(Dataset items)
* * * *

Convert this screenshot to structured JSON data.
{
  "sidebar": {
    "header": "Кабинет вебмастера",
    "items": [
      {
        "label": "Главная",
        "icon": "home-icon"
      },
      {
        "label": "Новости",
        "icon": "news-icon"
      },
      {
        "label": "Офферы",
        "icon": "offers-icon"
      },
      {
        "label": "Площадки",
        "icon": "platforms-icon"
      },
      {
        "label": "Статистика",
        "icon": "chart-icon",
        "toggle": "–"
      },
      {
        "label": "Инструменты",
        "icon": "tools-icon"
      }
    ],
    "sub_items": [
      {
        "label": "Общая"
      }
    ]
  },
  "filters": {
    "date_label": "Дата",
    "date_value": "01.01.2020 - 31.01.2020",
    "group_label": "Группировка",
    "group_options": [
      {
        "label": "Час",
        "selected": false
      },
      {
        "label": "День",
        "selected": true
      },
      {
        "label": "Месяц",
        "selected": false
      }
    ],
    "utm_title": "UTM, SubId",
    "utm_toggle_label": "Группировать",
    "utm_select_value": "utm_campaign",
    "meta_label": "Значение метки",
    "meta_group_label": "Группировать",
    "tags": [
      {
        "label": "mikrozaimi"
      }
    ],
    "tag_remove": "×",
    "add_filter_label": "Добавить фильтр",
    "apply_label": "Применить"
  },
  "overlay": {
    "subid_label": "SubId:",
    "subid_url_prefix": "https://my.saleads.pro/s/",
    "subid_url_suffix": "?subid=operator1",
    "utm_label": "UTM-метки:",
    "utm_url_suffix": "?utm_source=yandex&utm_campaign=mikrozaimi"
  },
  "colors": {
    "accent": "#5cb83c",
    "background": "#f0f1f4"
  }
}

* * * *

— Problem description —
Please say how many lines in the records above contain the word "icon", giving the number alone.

— Written answer —
6